It's interesting when you go back and look at those critical moments in a game, you know maybe the one that doesn't get called back for holding, that kind of sparks us and we score a touchdown and it becomes a different game. The fumble that got called back that we got. If we get that, maybe it becomes a different game. There are little things that you have to capitalize on and our guys need to continue learning that and get better.
Q: Can you assess James Cox's performance before looking at the tape?
Hawkins: When you come out and you're not exactly productive it's not like you're doing back flips, but we need to go back and look at guy's routes and protections and other issues. Clearly you'd love your quarterback to be more productive, at some point he's got a little bit of a learning curve too.
Q: It looked as if Bernard Jackson was ready to go in if you had not lost that kickoff return in the fourth.
Hawkins: Yeah, we had some stuff schemed up for him to use. It wasn't so much that he was in and replacing Cox.
Q: How well was Cox reading the secondary. It looked like he was throwing into double coverage quite a bit.
Hawkins: To some degree, yeah, he'll have to go back and look at it. The nature of a quarterback at some point is to fit it in there. But you go back and look at it, and that one ball went right off of Alvin (Barnett's) hands. If you hit that pass, you get a little momentum going. When you're a young team, you sometimes are looking for answers.
Q: A couple of players on the field said they never would've believed that this could happen. I know you told them that Montana State was a good team, but do you think they underestimated them?
Hawkins: I don't think so. I really don't. But you can turn it into a positive. The same sort of person would say, ‘I could never believe that we could beat so and so. That's part of the learning process is to learn to believe that anything can happen when you play. And you have to be prepared for both ends of that.
Q: How did Daniel Sanders' absence affect the offensive line?
Hawkins: He's a good player in there and we would have liked to have him. But the thing I always say is you don't get bonus points for guys who are injured. You are who you are, and you show up and play with the guys you've got. Those things are no excuses.
Q: The coaching transition is obviously in an early stage, but when adversity strikes do you have to fight the delineation between your guys and their guys?
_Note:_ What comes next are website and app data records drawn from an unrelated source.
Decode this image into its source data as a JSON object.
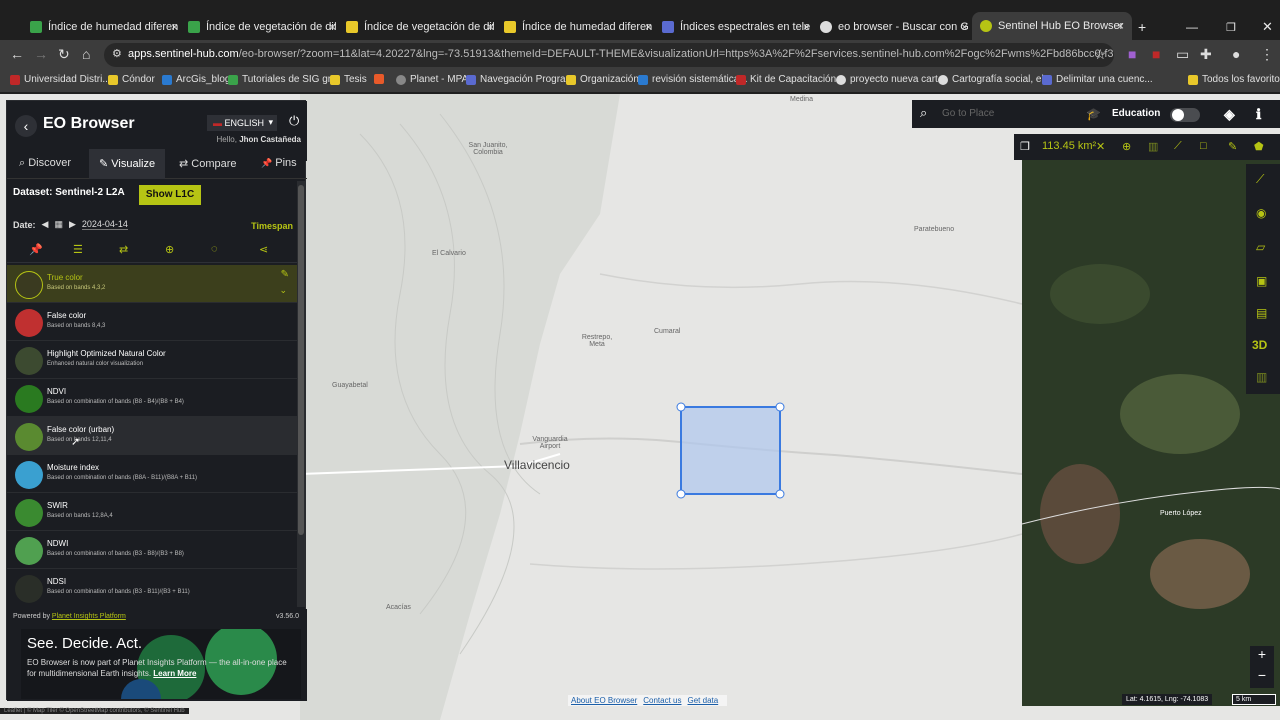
{
  "browser": {
    "tabs": [
      {
        "title": "Índice de humedad diferencial",
        "color": "#3aa34a"
      },
      {
        "title": "Índice de vegetación de diferen",
        "color": "#3aa34a"
      },
      {
        "title": "Índice de vegetación de diferen",
        "color": "#e8c82a"
      },
      {
        "title": "Índice de humedad diferencial",
        "color": "#e8c82a"
      },
      {
        "title": "Índices espectrales en teledete",
        "color": "#5a6ad0"
      },
      {
        "title": "eo browser - Buscar con Googl",
        "color": "#dddddd"
      },
      {
        "title": "Sentinel Hub EO Browser",
        "color": "#b6c414"
      }
    ],
    "tab_close": "×",
    "new_tab": "+",
    "url_host": "apps.sentinel-hub.com",
    "url_rest": "/eo-browser/?zoom=11&lat=4.20227&lng=-73.51913&themeId=DEFAULT-THEME&visualizationUrl=https%3A%2F%2Fservices.sentinel-hub.com%2Fogc%2Fwms%2Fbd86bcc0-f318-402b-a145-015f85b9427e&...",
    "bookmarks": [
      {
        "label": "Universidad Distri...",
        "color": "#c02828"
      },
      {
        "label": "Cóndor",
        "color": "#e8c82a"
      },
      {
        "label": "ArcGis_blog",
        "color": "#2a7ad0"
      },
      {
        "label": "Tutoriales de SIG gr...",
        "color": "#3aa34a"
      },
      {
        "label": "Tesis",
        "color": "#e8c82a"
      },
      {
        "label": "",
        "color": "#e85a2a"
      },
      {
        "label": "Planet - MPA",
        "color": "#888888"
      },
      {
        "label": "Navegación Progra...",
        "color": "#5a6ad0"
      },
      {
        "label": "Organización",
        "color": "#e8c82a"
      },
      {
        "label": "revisión sistemática...",
        "color": "#2a7ad0"
      },
      {
        "label": "Kit de Capacitación...",
        "color": "#c02828"
      },
      {
        "label": "proyecto nueva cart...",
        "color": "#dddddd"
      },
      {
        "label": "Cartografía social, el...",
        "color": "#dddddd"
      },
      {
        "label": "Delimitar una cuenc...",
        "color": "#5a6ad0"
      },
      {
        "label": "Todos los favoritos",
        "color": "#e8c82a"
      }
    ]
  },
  "panel": {
    "back": "‹",
    "title": "EO Browser",
    "language": "ENGLISH",
    "hello_prefix": "Hello,",
    "hello_name": "Jhon Castañeda",
    "tabs": [
      {
        "label": "Discover",
        "icon": "⌕"
      },
      {
        "label": "Visualize",
        "icon": "✎"
      },
      {
        "label": "Compare",
        "icon": "⇄"
      },
      {
        "label": "Pins",
        "icon": "📌"
      }
    ],
    "dataset_label": "Dataset:",
    "dataset_value": "Sentinel-2 L2A",
    "show_l1c": "Show L1C",
    "date_label": "Date:",
    "date_value": "2024-04-14",
    "timespan": "Timespan",
    "layers": [
      {
        "name": "True color",
        "desc": "Based on bands 4,3,2",
        "thumb": "#3a3a20"
      },
      {
        "name": "False color",
        "desc": "Based on bands 8,4,3",
        "thumb": "#c03030"
      },
      {
        "name": "Highlight Optimized Natural Color",
        "desc": "Enhanced natural color visualization",
        "thumb": "#3c4a30"
      },
      {
        "name": "NDVI",
        "desc": "Based on combination of bands (B8 - B4)/(B8 + B4)",
        "thumb": "#2a7a20"
      },
      {
        "name": "False color (urban)",
        "desc": "Based on bands 12,11,4",
        "thumb": "#5a8a30"
      },
      {
        "name": "Moisture index",
        "desc": "Based on combination of bands (B8A - B11)/(B8A + B11)",
        "thumb": "#3aa0d0"
      },
      {
        "name": "SWIR",
        "desc": "Based on bands 12,8A,4",
        "thumb": "#3a8a30"
      },
      {
        "name": "NDWI",
        "desc": "Based on combination of bands (B3 - B8)/(B3 + B8)",
        "thumb": "#50a050"
      },
      {
        "name": "NDSI",
        "desc": "Based on combination of bands (B3 - B11)/(B3 + B11)",
        "thumb": "#2a2e28"
      }
    ],
    "powered_prefix": "Powered by",
    "powered_link": "Planet Insights Platform",
    "version": "v3.56.0",
    "ad_title": "See. Decide. Act.",
    "ad_body": "EO Browser is now part of Planet Insights Platform — the all-in-one place for multidimensional Earth insights.",
    "ad_link": "Learn More"
  },
  "map": {
    "search_placeholder": "Go to Place",
    "education_label": "Education",
    "area": "113.45 km²",
    "coords": "Lat: 4.1615, Lng: -74.1083",
    "scale": "5 km",
    "zoom_in": "+",
    "zoom_out": "−",
    "links": [
      "About EO Browser",
      "Contact us",
      "Get data"
    ],
    "attribution": "Leaflet | © Map Tiler © OpenStreetMap contributors, © Sentinel Hub",
    "labels": [
      {
        "text": "Medina",
        "color": "#666666"
      },
      {
        "text": "San Juanito, Colombia",
        "color": "#666666"
      },
      {
        "text": "El Calvario",
        "color": "#666666"
      },
      {
        "text": "Restrepo, Meta",
        "color": "#666666"
      },
      {
        "text": "Cumaral",
        "color": "#666666"
      },
      {
        "text": "Guayabetal",
        "color": "#666666"
      },
      {
        "text": "Vanguardia Airport",
        "color": "#666666"
      },
      {
        "text": "Villavicencio",
        "color": "#444444"
      },
      {
        "text": "Acacías",
        "color": "#666666"
      },
      {
        "text": "Paratebueno",
        "color": "#666666"
      },
      {
        "text": "Puerto López",
        "color": "#ffffff"
      }
    ]
  }
}
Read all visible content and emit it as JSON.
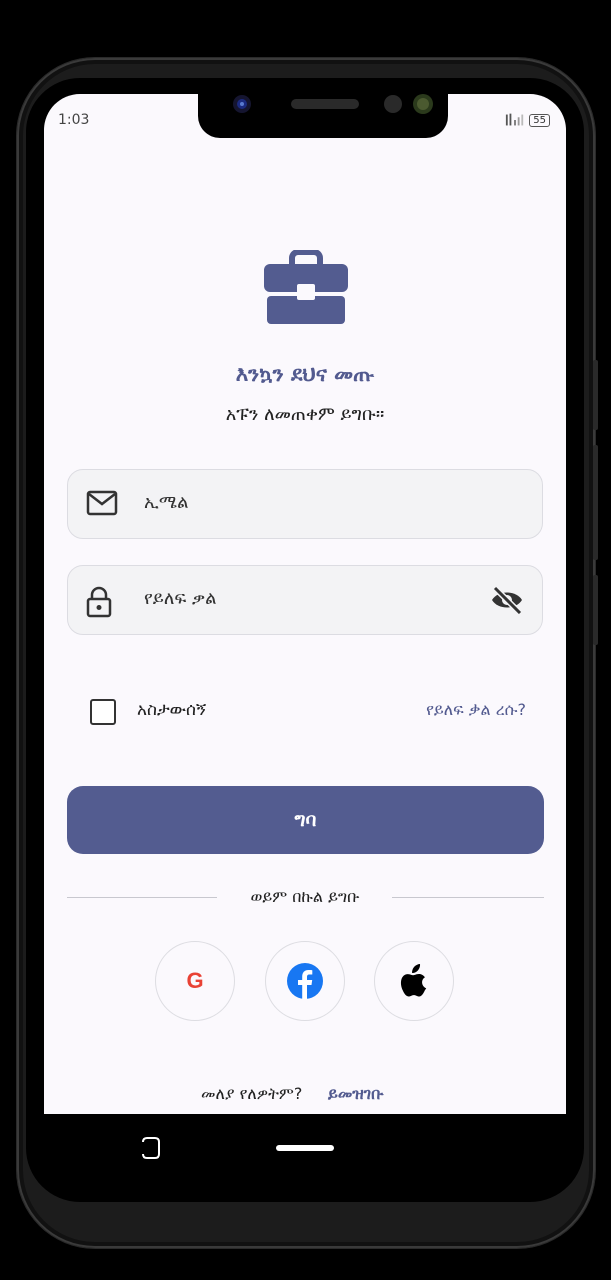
{
  "status_bar": {
    "time": "1:03",
    "battery": "55"
  },
  "login": {
    "title": "እንኳን ደህና መጡ",
    "subtitle": "አፑን ለመጠቀም ይግቡ።",
    "email_placeholder": "ኢሜል",
    "password_placeholder": "የይለፍ ቃል",
    "remember_me": "አስታውሰኝ",
    "forgot_password": "የይለፍ ቃል ረሱ?",
    "login_button": "ግባ",
    "or_login_with": "ወይም በኩል ይግቡ",
    "no_account": "መለያ የለዎትም?",
    "register": "ይመዝገቡ"
  },
  "social": {
    "google_letter": "G",
    "icons": [
      "google-icon",
      "facebook-icon",
      "apple-icon"
    ]
  },
  "colors": {
    "primary": "#535c90",
    "background": "#fbf9fd",
    "field_bg": "#f3f3f5",
    "google": "#e94235",
    "facebook": "#1877f2"
  }
}
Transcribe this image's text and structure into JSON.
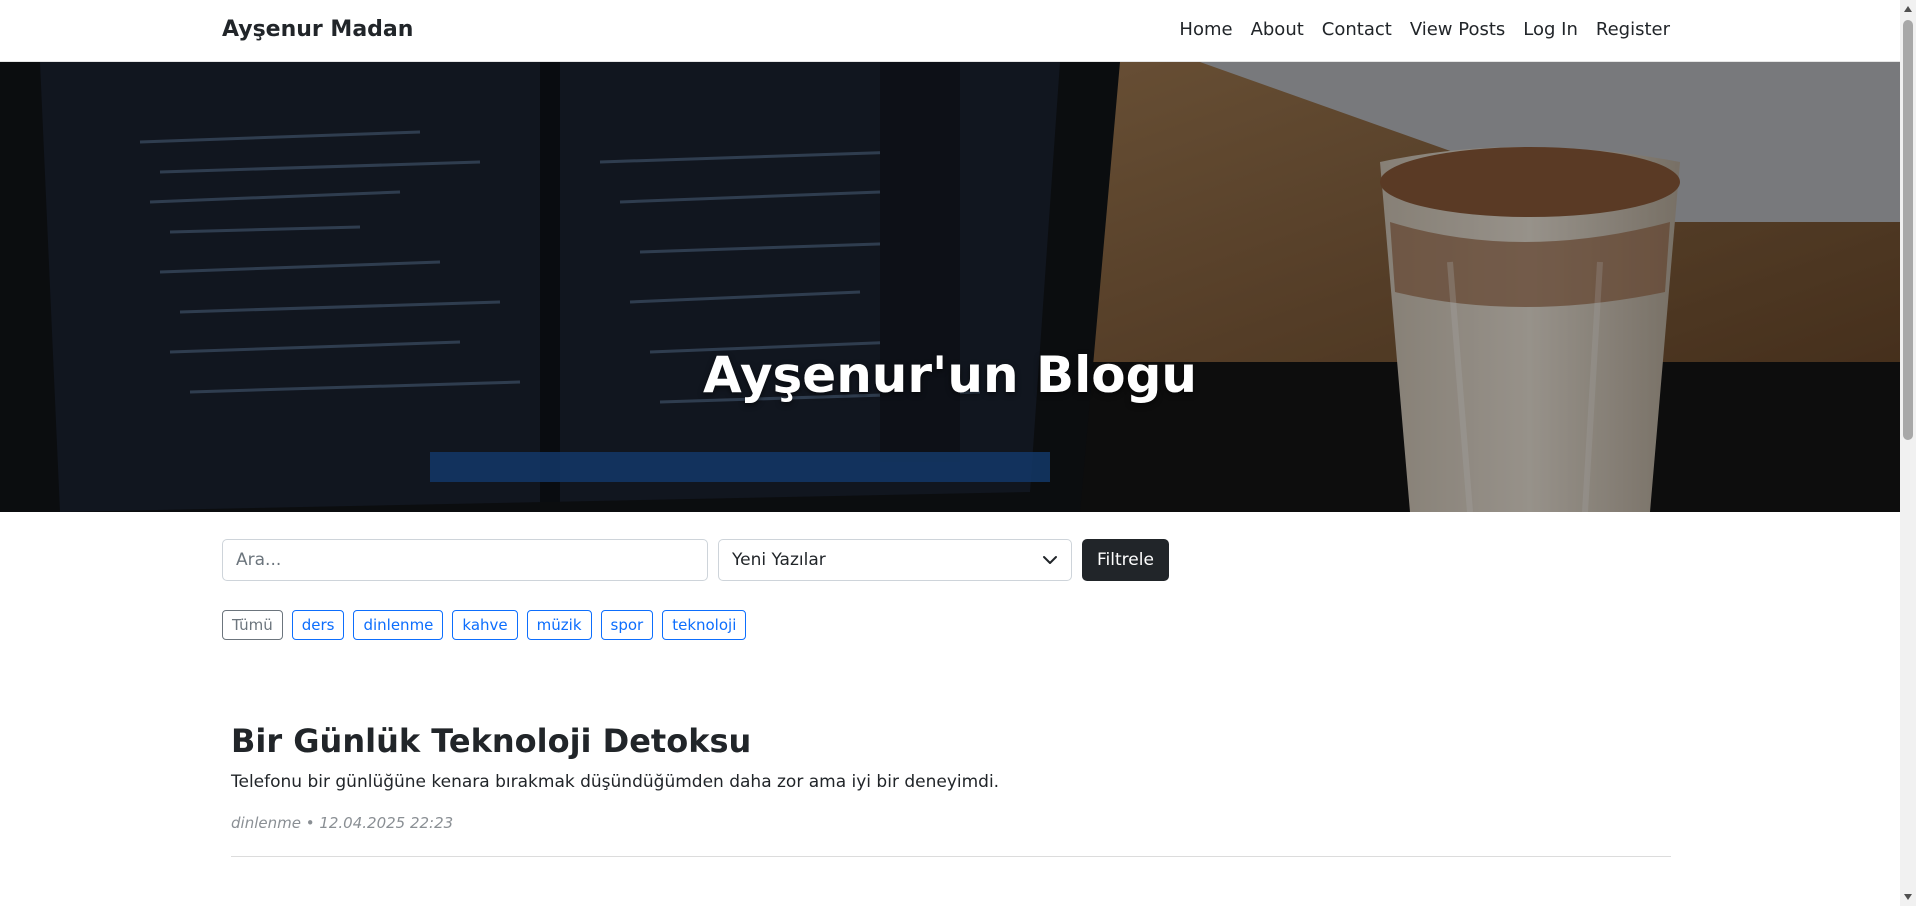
{
  "navbar": {
    "brand": "Ayşenur Madan",
    "links": [
      "Home",
      "About",
      "Contact",
      "View Posts",
      "Log In",
      "Register"
    ]
  },
  "hero": {
    "title": "Ayşenur'un Blogu"
  },
  "filters": {
    "search_placeholder": "Ara...",
    "sort_selected": "Yeni Yazılar",
    "filter_button": "Filtrele"
  },
  "tags": [
    "Tümü",
    "ders",
    "dinlenme",
    "kahve",
    "müzik",
    "spor",
    "teknoloji"
  ],
  "posts": [
    {
      "title": "Bir Günlük Teknoloji Detoksu",
      "excerpt": "Telefonu bir günlüğüne kenara bırakmak düşündüğümden daha zor ama iyi bir deneyimdi.",
      "meta": "dinlenme • 12.04.2025 22:23"
    }
  ],
  "colors": {
    "primary": "#0d6efd",
    "dark": "#212529",
    "muted": "#6c757d"
  }
}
Hawkins: No, not at all. Not at all. They're our guys. All those guys are all wearing the same colors and we're all on the same team.
Q: Did the defensive coaches have trouble communicating with the players on the field?
Hawkins: When they would come out of the huddle sometimes, you're trying to ascertain what kind of personnel (MSU) has in, so you're trying to match up with that. Sometimes we'd have two or three defensive groups ready to go. And that was how that was going.
Q: What would you say to those who might look at this and say, ‘My God, the season's over?'
Hawkins: In reality, I wouldn't say anything. Everybody's got to make their own opinions and their own judgments. WE can only take care of ourselves. I told you guys before I'm not very patient, I don't like it, the players don't like it. But we have to handle it. And we will.